- Bipolar disorder is a mental disorder that causes periods of depression and periods of elevated mood
- It causes swings in mood, energy, and the ability to function throughout the day
- It is a treatable mental illness - it is possible to control the symptoms with proper care.
It is just after 0200hours when I feel like I can't sleep anymore. I'm on the seventh floor of this tiny dingy place in Huruma where Jen and I call home.
I keep thinking that maybe if I shut my eyes long enough, sleep will surely come to me. After all, good things come to those who deserve them, right? Wrong.
I don't even remember her name. I remember her face, I remember the gap between her teeth, I remember her sharp voice as she yapped on and on and I remember wishing she would stop talking. But I seem t have a face that encourages 'deep' conversations.
It is 0823hours when I pick her up in Kabete with the plan being to drive her to Lang'ata where she is supposed to have some sort of a meeting. And she asks me, "Who are you? Where is my usual guy?"
I don't know who her usual guy is, but Martin has been giving people the boot so I figure her usual guy got one of those. For the record, I think it is pure savagery to fire somebody on July when it is this cold. Totally inhumane.
I don't even know how she brings it up but she just somehow floats it around.
"I'm bipolar. That means when I am high, I am very high and when I am low, I am very low."
The roads look pretty grey. Devoid of life. There is this thing about the cold that seems to suck the energy out of people. All of them but my passenger.
"Have you ever felt so much pain in your chest that you had to cut yourself to take your mind off the inner pain?"
I really want to keep driving in silence but she takes off her jacket and shows me tens of scars on her wrists. Outside, a little drizzle starts and it seems as cold inside the car as it does outside.
Some are bigger than others. Some seem orderly. Others chaotic. Scars. Meted against her by her in pain as a bridge to less pain. She is displaying them to me with a sheepish grin on her round face. She looks proud of them. I am very confused.

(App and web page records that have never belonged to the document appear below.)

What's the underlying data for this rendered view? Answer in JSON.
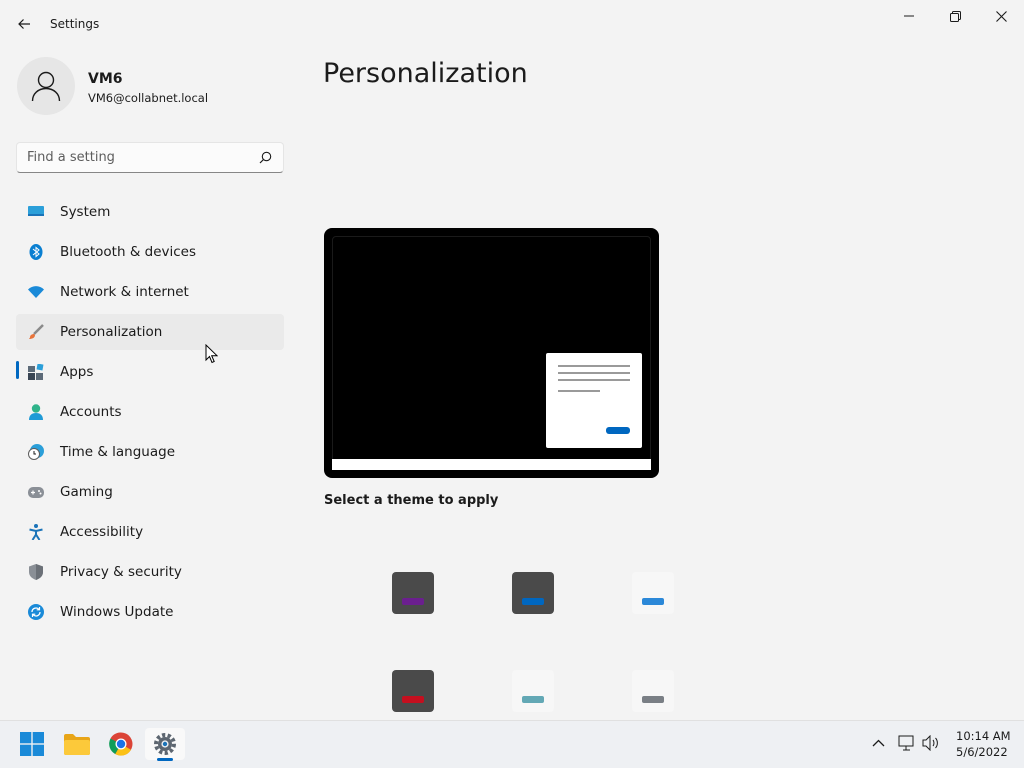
{
  "window": {
    "title": "Settings",
    "icons": {
      "back": "back-arrow-icon",
      "minimize": "minimize-icon",
      "maximize": "restore-icon",
      "close": "close-icon"
    }
  },
  "user": {
    "name": "VM6",
    "email": "VM6@collabnet.local"
  },
  "search": {
    "placeholder": "Find a setting",
    "value": ""
  },
  "nav": {
    "items": [
      {
        "label": "System",
        "icon": "system-icon"
      },
      {
        "label": "Bluetooth & devices",
        "icon": "bluetooth-icon"
      },
      {
        "label": "Network & internet",
        "icon": "wifi-icon"
      },
      {
        "label": "Personalization",
        "icon": "brush-icon"
      },
      {
        "label": "Apps",
        "icon": "apps-icon"
      },
      {
        "label": "Accounts",
        "icon": "accounts-icon"
      },
      {
        "label": "Time & language",
        "icon": "clock-globe-icon"
      },
      {
        "label": "Gaming",
        "icon": "gamepad-icon"
      },
      {
        "label": "Accessibility",
        "icon": "accessibility-icon"
      },
      {
        "label": "Privacy & security",
        "icon": "shield-icon"
      },
      {
        "label": "Windows Update",
        "icon": "update-icon"
      }
    ]
  },
  "main": {
    "title": "Personalization",
    "theme_section_label": "Select a theme to apply",
    "themes": [
      {
        "bg": "#4a4a4a",
        "accent": "#6b1f8f"
      },
      {
        "bg": "#4a4a4a",
        "accent": "#0067c0"
      },
      {
        "bg": "#f7f7f7",
        "accent": "#2b88d8"
      },
      {
        "bg": "#4a4a4a",
        "accent": "#c50f1f"
      },
      {
        "bg": "#f7f7f7",
        "accent": "#63a8b5"
      },
      {
        "bg": "#f7f7f7",
        "accent": "#7a7f85"
      }
    ]
  },
  "taskbar": {
    "apps": [
      "start-icon",
      "file-explorer-icon",
      "chrome-icon",
      "settings-icon"
    ],
    "time": "10:14 AM",
    "date": "5/6/2022"
  },
  "colors": {
    "accent": "#0067c0",
    "background": "#f3f3f3"
  }
}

"When you hold that razor in your hand, you know that you shouldn't be doing what you are about to do. But considering there are bombs of emotional hurt going off inside your chest, the cold steel of the razor against your warm skin becomes your best friend.
And you let it in. First thing you see if you cut deep enough is the white flesh inside before it is replaced by the redness of your life that oozes out of your veins, down your wrist and onto the floor."
"The physical pain is meant as a distraction but it can only last so long, so you cut again. And again. And the next thing you see is your mother's face crying down at you, asking "Why?
She is young. Can't be much older than 22.
I am driving past Sarit Centre in Westlands when she rolls down her window and a gust of cold wind dashes inside with a vengeance.
"It's a little cold, don't you think?" I ask, my finger hovering over the master button that will roll her window back up.
"I just want to feel the gust of fresh air on my face while I still can." So I zip my jacket up and let her have her fun for a while.
"The worst comes before you are able to stand in front of people and say, 'Hello everybody, my name is so and so and I am bipolar'. After that, it is still hard, but it becomes easier. You are no longer alone."
She might be talking to me, but her eyes are stuck outside. On the immobile buildings that stand so majestic one is bound to think they'll last forever, at the diminishing trees, at the vehicles, at what she calls, life.
"When I am severely depressed, even the smile of a child seems to be a part of the darkness inside. All part of the equation that fertilises the relationship between me and razors. So now that I know what happiness means once more, I like to soak in as much of it as I can."
I drop her off at her rendezvous point in Lang'ata and she finds other young people waiting for her. Friendly enough people whose firm hugs last a minute.
As I drive off to pick someone else at Galleria, I keep thinking that sometimes all one needs is a hug, a smile and a "we'll get through this together."